Most importantly of all, Wikileaks is dependent on ... well, leaks. When some anonymous citizen posts them a video or a sheaf of classified documents, their job begins - but this way of working is necessarily piecemeal, and we will only ever get glimpses behind the curtain. The Afghan diaries are telling, but they are no Pentagon papers, and only the lower levels of US military clearance have been breached - the higher up the chain of command, the less likely any leaks.
In fact, the fight for freedom of information is an eminently political question. It is perhaps best known on the left in its formulation in Trotsky’s Transitional programme - “open the books”:
“Workers no less than capitalists have the right to know the ‘secrets’ of the factory, of the trust, of the whole branch of industry, of the national economy as a whole ... The immediate tasks of workers’ control should be to explain the debits and credits of society, beginning with individual business undertakings; to determine the actual share of the national income appropriated by individual capitalists and by the exploiters as a whole; to expose the behind-the-scenes deals and swindles of banks and trusts; finally, to reveal to all members of society that unconscionable squandering of human labour which is the result of capitalist anarchy and the naked pursuit of profits.”
Absolutely correct; but Trotsky is guilty of a sin of omission. The working class is not only to take control of the economy, but of the state. Just as business secrets are a form of capitalist control over production, state secrets are a form of capitalist control over politics. The central, overriding aim of the revolution is to overthrow that control, and take state power into the hands of the working class, as a prerequisite to the substantial transformation of capitalist into socialist production.
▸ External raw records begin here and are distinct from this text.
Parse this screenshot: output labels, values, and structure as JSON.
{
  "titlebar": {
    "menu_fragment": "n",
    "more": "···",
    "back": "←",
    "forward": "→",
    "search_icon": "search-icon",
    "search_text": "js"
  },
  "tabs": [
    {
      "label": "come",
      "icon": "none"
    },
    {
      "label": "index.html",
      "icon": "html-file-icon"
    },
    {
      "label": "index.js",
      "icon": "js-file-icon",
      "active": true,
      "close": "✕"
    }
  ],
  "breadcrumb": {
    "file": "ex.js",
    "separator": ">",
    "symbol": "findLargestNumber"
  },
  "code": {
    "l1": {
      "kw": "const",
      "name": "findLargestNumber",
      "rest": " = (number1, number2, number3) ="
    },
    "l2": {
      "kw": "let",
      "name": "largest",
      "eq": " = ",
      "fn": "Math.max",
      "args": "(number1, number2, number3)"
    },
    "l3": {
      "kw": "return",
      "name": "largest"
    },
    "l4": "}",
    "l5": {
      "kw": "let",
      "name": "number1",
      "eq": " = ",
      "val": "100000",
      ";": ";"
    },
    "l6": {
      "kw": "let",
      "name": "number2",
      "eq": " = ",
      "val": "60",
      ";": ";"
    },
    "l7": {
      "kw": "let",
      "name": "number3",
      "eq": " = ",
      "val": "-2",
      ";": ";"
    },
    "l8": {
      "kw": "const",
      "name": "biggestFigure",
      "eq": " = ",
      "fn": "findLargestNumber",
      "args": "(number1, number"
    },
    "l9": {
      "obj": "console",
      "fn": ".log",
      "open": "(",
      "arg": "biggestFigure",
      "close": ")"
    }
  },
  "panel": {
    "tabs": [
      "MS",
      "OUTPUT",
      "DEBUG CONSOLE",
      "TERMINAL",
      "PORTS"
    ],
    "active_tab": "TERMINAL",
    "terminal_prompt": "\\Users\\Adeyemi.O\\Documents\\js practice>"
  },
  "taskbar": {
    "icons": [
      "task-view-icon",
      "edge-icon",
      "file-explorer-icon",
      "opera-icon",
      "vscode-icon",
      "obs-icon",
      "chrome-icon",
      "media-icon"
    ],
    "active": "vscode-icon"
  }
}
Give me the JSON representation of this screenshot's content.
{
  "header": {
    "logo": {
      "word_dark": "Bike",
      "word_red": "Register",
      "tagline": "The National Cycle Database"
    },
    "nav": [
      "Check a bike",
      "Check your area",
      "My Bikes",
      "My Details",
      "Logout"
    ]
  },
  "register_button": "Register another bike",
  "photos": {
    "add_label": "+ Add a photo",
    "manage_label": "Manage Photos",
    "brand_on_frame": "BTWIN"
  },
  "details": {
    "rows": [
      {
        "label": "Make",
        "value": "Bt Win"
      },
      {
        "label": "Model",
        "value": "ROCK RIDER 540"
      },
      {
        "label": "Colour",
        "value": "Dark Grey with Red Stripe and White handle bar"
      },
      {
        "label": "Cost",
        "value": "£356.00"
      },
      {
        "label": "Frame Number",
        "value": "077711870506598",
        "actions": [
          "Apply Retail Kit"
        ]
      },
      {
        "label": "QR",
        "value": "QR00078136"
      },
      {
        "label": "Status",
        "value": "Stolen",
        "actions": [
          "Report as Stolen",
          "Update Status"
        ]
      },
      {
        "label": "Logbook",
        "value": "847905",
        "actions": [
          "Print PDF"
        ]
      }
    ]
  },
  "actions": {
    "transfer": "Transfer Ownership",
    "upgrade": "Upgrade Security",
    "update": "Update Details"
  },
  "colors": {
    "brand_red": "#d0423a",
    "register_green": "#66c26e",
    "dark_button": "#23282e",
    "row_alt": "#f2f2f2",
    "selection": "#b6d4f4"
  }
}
The consequence is unavoidable - Marxists must fight for the state to ‘open the books’ just as much as the individual capitalist firm. Just as the abolition of ‘business secrets’ is a major goal for control of the workplace, the fight against official secrets is an elementary aspect of the struggle for democracy. The ostentatious scoops of Wikileaks make for illuminating reading, to be sure - but the battle remains to be won for the principle that we should be able to monitor the wheeler-dealing of the state.